PROVIDED DATA:

*** Block opens ***

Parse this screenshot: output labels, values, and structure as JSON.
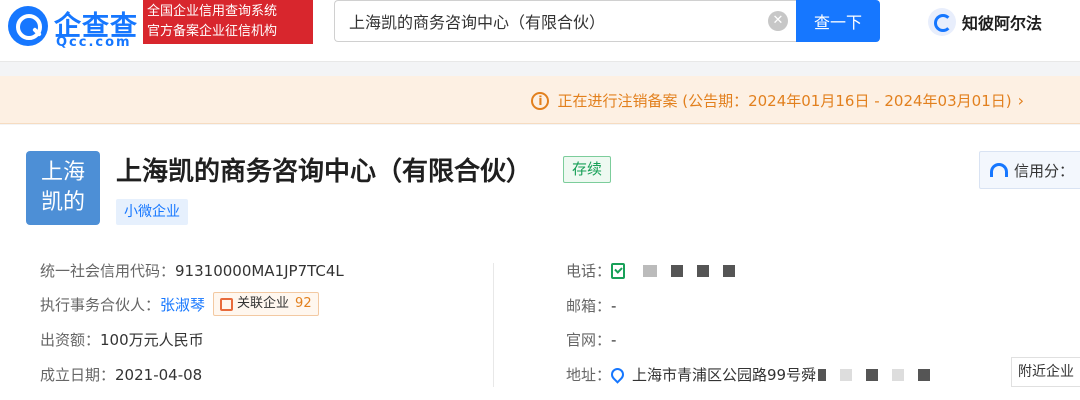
{
  "header": {
    "logo_text": "企查查",
    "logo_subtext": "Qcc.com",
    "brand_badge_line1": "全国企业信用查询系统",
    "brand_badge_line2": "官方备案企业征信机构",
    "search_value": "上海凯的商务咨询中心（有限合伙）",
    "search_button": "查一下",
    "partner_label": "知彼阿尔法"
  },
  "notice": {
    "text": "正在进行注销备案 (公告期：2024年01月16日 - 2024年03月01日)"
  },
  "company": {
    "logo_line1": "上海",
    "logo_line2": "凯的",
    "name": "上海凯的商务咨询中心（有限合伙）",
    "status": "存续",
    "scale": "小微企业",
    "credit_label": "信用分："
  },
  "details": {
    "credit_code_label": "统一社会信用代码：",
    "credit_code_value": "91310000MA1JP7TC4L",
    "partner_label": "执行事务合伙人：",
    "partner_value": "张淑琴",
    "related_label": "关联企业",
    "related_count": "92",
    "capital_label": "出资额：",
    "capital_value": "100万元人民币",
    "founded_label": "成立日期：",
    "founded_value": "2021-04-08",
    "phone_label": "电话：",
    "email_label": "邮箱：",
    "email_value": "-",
    "website_label": "官网：",
    "website_value": "-",
    "address_label": "地址：",
    "address_value": "上海市青浦区公园路99号舜",
    "nearby_button": "附近企业"
  },
  "colors": {
    "primary": "#1677ff",
    "brand_red": "#d8262d",
    "notice_orange": "#e2801e",
    "status_green": "#18a058"
  }
}
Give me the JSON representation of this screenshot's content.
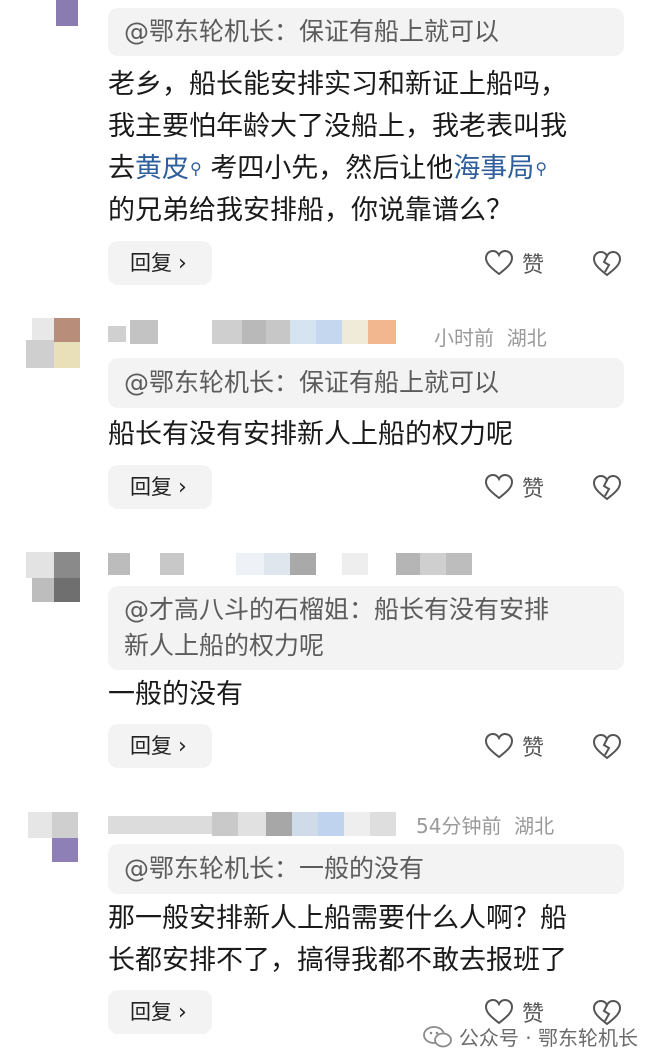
{
  "comments": [
    {
      "quote": "@鄂东轮机长：保证有船上就可以",
      "body_lines": [
        {
          "pre": "老乡，船长能安排实习和新证上船吗，"
        },
        {
          "pre": "我主要怕年龄大了没船上，我老表叫我"
        },
        {
          "pre": "去",
          "link1": "黄皮",
          "mid": "考四小先，然后让他",
          "link2": "海事局"
        },
        {
          "pre": "的兄弟给我安排船，你说靠谱么？"
        }
      ],
      "reply": "回复",
      "like": "赞"
    },
    {
      "meta_time": "小时前",
      "meta_loc": "湖北",
      "quote": "@鄂东轮机长：保证有船上就可以",
      "body_lines": [
        {
          "pre": "船长有没有安排新人上船的权力呢"
        }
      ],
      "reply": "回复",
      "like": "赞"
    },
    {
      "quote_lines": [
        "@才高八斗的石榴姐：船长有没有安排",
        "新人上船的权力呢"
      ],
      "body_lines": [
        {
          "pre": "一般的没有"
        }
      ],
      "reply": "回复",
      "like": "赞"
    },
    {
      "meta_time": "54分钟前",
      "meta_loc": "湖北",
      "quote": "@鄂东轮机长：一般的没有",
      "body_lines": [
        {
          "pre": "那一般安排新人上船需要什么人啊？船"
        },
        {
          "pre": "长都安排不了，搞得我都不敢去报班了"
        }
      ],
      "reply": "回复",
      "like": "赞"
    }
  ],
  "footer": {
    "label": "公众号 · 鄂东轮机长"
  },
  "icons": [
    "heart-outline-icon",
    "broken-heart-icon",
    "chevron-right-icon",
    "magnifier-icon",
    "wechat-icon"
  ],
  "colors": {
    "link": "#2f5e9c",
    "quote_bg": "#f3f3f3",
    "meta": "#9a9a9a"
  }
}
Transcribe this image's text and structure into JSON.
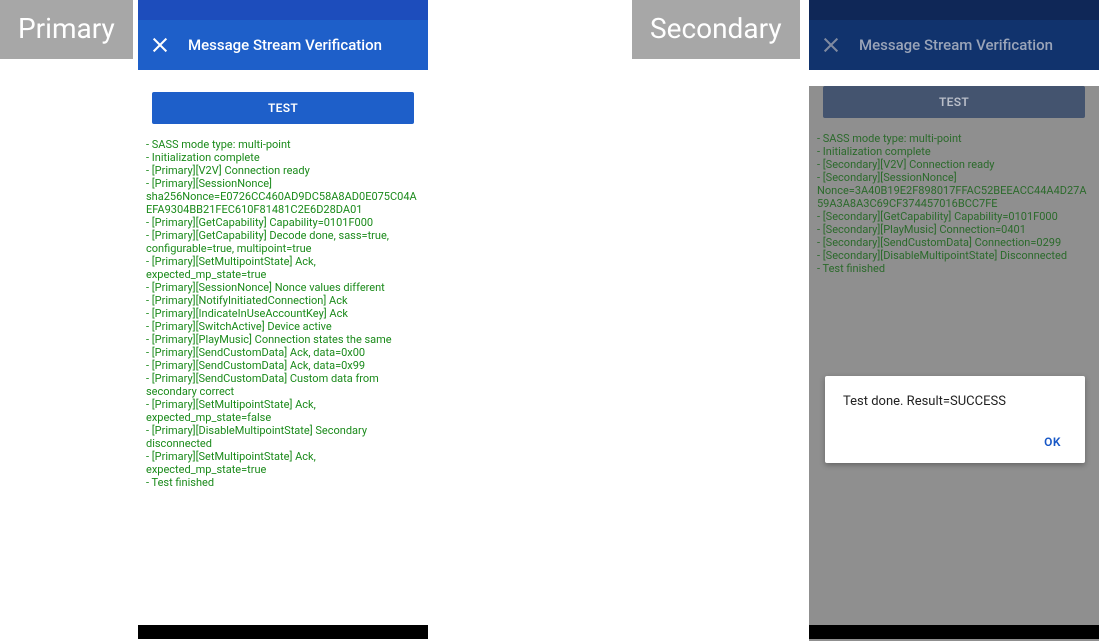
{
  "labels": {
    "primary_tag": "Primary",
    "secondary_tag": "Secondary",
    "appbar_title": "Message Stream Verification",
    "test_button": "TEST",
    "dialog_ok": "OK"
  },
  "primary_log": [
    " - SASS mode type: multi-point",
    " - Initialization complete",
    " - [Primary][V2V] Connection ready",
    " - [Primary][SessionNonce] sha256Nonce=E0726CC460AD9DC58A8AD0E075C04AEFA9304BB21FEC610F81481C2E6D28DA01",
    " - [Primary][GetCapability] Capability=0101F000",
    " - [Primary][GetCapability] Decode done, sass=true, configurable=true, multipoint=true",
    " - [Primary][SetMultipointState] Ack, expected_mp_state=true",
    " - [Primary][SessionNonce] Nonce values different",
    " - [Primary][NotifyInitiatedConnection] Ack",
    " - [Primary][IndicateInUseAccountKey] Ack",
    " - [Primary][SwitchActive] Device active",
    " - [Primary][PlayMusic] Connection states the same",
    " - [Primary][SendCustomData] Ack, data=0x00",
    " - [Primary][SendCustomData] Ack, data=0x99",
    " - [Primary][SendCustomData] Custom data from secondary correct",
    " - [Primary][SetMultipointState] Ack, expected_mp_state=false",
    " - [Primary][DisableMultipointState] Secondary disconnected",
    " - [Primary][SetMultipointState] Ack, expected_mp_state=true",
    " - Test finished"
  ],
  "secondary_log": [
    " - SASS mode type: multi-point",
    " - Initialization complete",
    " - [Secondary][V2V] Connection ready",
    " - [Secondary][SessionNonce] Nonce=3A40B19E2F898017FFAC52BEEACC44A4D27A59A3A8A3C69CF374457016BCC7FE",
    " - [Secondary][GetCapability] Capability=0101F000",
    " - [Secondary][PlayMusic] Connection=0401",
    " - [Secondary][SendCustomData] Connection=0299",
    " - [Secondary][DisableMultipointState] Disconnected",
    " - Test finished"
  ],
  "dialog": {
    "message": "Test done. Result=SUCCESS"
  }
}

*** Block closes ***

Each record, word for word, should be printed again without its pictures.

RESPONSE TO THE EXERCISE:
Parse this screenshot: output labels, values, and structure as JSON.
{
  "header": {
    "logo_text": "企查查",
    "logo_subtext": "Qcc.com",
    "brand_badge_line1": "全国企业信用查询系统",
    "brand_badge_line2": "官方备案企业征信机构",
    "search_value": "上海凯的商务咨询中心（有限合伙）",
    "search_button": "查一下",
    "partner_label": "知彼阿尔法"
  },
  "notice": {
    "text": "正在进行注销备案 (公告期：2024年01月16日 - 2024年03月01日)"
  },
  "company": {
    "logo_line1": "上海",
    "logo_line2": "凯的",
    "name": "上海凯的商务咨询中心（有限合伙）",
    "status": "存续",
    "scale": "小微企业",
    "credit_label": "信用分："
  },
  "details": {
    "credit_code_label": "统一社会信用代码：",
    "credit_code_value": "91310000MA1JP7TC4L",
    "partner_label": "执行事务合伙人：",
    "partner_value": "张淑琴",
    "related_label": "关联企业",
    "related_count": "92",
    "capital_label": "出资额：",
    "capital_value": "100万元人民币",
    "founded_label": "成立日期：",
    "founded_value": "2021-04-08",
    "phone_label": "电话：",
    "email_label": "邮箱：",
    "email_value": "-",
    "website_label": "官网：",
    "website_value": "-",
    "address_label": "地址：",
    "address_value": "上海市青浦区公园路99号舜",
    "nearby_button": "附近企业"
  },
  "colors": {
    "primary": "#1677ff",
    "brand_red": "#d8262d",
    "notice_orange": "#e2801e",
    "status_green": "#18a058"
  }
}
Give me the JSON representation of this screenshot's content.
{
  "comments": [
    {
      "quote": "@鄂东轮机长：保证有船上就可以",
      "body_lines": [
        {
          "pre": "老乡，船长能安排实习和新证上船吗，"
        },
        {
          "pre": "我主要怕年龄大了没船上，我老表叫我"
        },
        {
          "pre": "去",
          "link1": "黄皮",
          "mid": "考四小先，然后让他",
          "link2": "海事局"
        },
        {
          "pre": "的兄弟给我安排船，你说靠谱么？"
        }
      ],
      "reply": "回复",
      "like": "赞"
    },
    {
      "meta_time": "小时前",
      "meta_loc": "湖北",
      "quote": "@鄂东轮机长：保证有船上就可以",
      "body_lines": [
        {
          "pre": "船长有没有安排新人上船的权力呢"
        }
      ],
      "reply": "回复",
      "like": "赞"
    },
    {
      "quote_lines": [
        "@才高八斗的石榴姐：船长有没有安排",
        "新人上船的权力呢"
      ],
      "body_lines": [
        {
          "pre": "一般的没有"
        }
      ],
      "reply": "回复",
      "like": "赞"
    },
    {
      "meta_time": "54分钟前",
      "meta_loc": "湖北",
      "quote": "@鄂东轮机长：一般的没有",
      "body_lines": [
        {
          "pre": "那一般安排新人上船需要什么人啊？船"
        },
        {
          "pre": "长都安排不了，搞得我都不敢去报班了"
        }
      ],
      "reply": "回复",
      "like": "赞"
    }
  ],
  "footer": {
    "label": "公众号 · 鄂东轮机长"
  },
  "icons": [
    "heart-outline-icon",
    "broken-heart-icon",
    "chevron-right-icon",
    "magnifier-icon",
    "wechat-icon"
  ],
  "colors": {
    "link": "#2f5e9c",
    "quote_bg": "#f3f3f3",
    "meta": "#9a9a9a"
  }
}
Transcribe this image's text and structure into JSON.
{
  "labels": {
    "primary_tag": "Primary",
    "secondary_tag": "Secondary",
    "appbar_title": "Message Stream Verification",
    "test_button": "TEST",
    "dialog_ok": "OK"
  },
  "primary_log": [
    " - SASS mode type: multi-point",
    " - Initialization complete",
    " - [Primary][V2V] Connection ready",
    " - [Primary][SessionNonce] sha256Nonce=E0726CC460AD9DC58A8AD0E075C04AEFA9304BB21FEC610F81481C2E6D28DA01",
    " - [Primary][GetCapability] Capability=0101F000",
    " - [Primary][GetCapability] Decode done, sass=true, configurable=true, multipoint=true",
    " - [Primary][SetMultipointState] Ack, expected_mp_state=true",
    " - [Primary][SessionNonce] Nonce values different",
    " - [Primary][NotifyInitiatedConnection] Ack",
    " - [Primary][IndicateInUseAccountKey] Ack",
    " - [Primary][SwitchActive] Device active",
    " - [Primary][PlayMusic] Connection states the same",
    " - [Primary][SendCustomData] Ack, data=0x00",
    " - [Primary][SendCustomData] Ack, data=0x99",
    " - [Primary][SendCustomData] Custom data from secondary correct",
    " - [Primary][SetMultipointState] Ack, expected_mp_state=false",
    " - [Primary][DisableMultipointState] Secondary disconnected",
    " - [Primary][SetMultipointState] Ack, expected_mp_state=true",
    " - Test finished"
  ],
  "secondary_log": [
    " - SASS mode type: multi-point",
    " - Initialization complete",
    " - [Secondary][V2V] Connection ready",
    " - [Secondary][SessionNonce] Nonce=3A40B19E2F898017FFAC52BEEACC44A4D27A59A3A8A3C69CF374457016BCC7FE",
    " - [Secondary][GetCapability] Capability=0101F000",
    " - [Secondary][PlayMusic] Connection=0401",
    " - [Secondary][SendCustomData] Connection=0299",
    " - [Secondary][DisableMultipointState] Disconnected",
    " - Test finished"
  ],
  "dialog": {
    "message": "Test done. Result=SUCCESS"
  }
}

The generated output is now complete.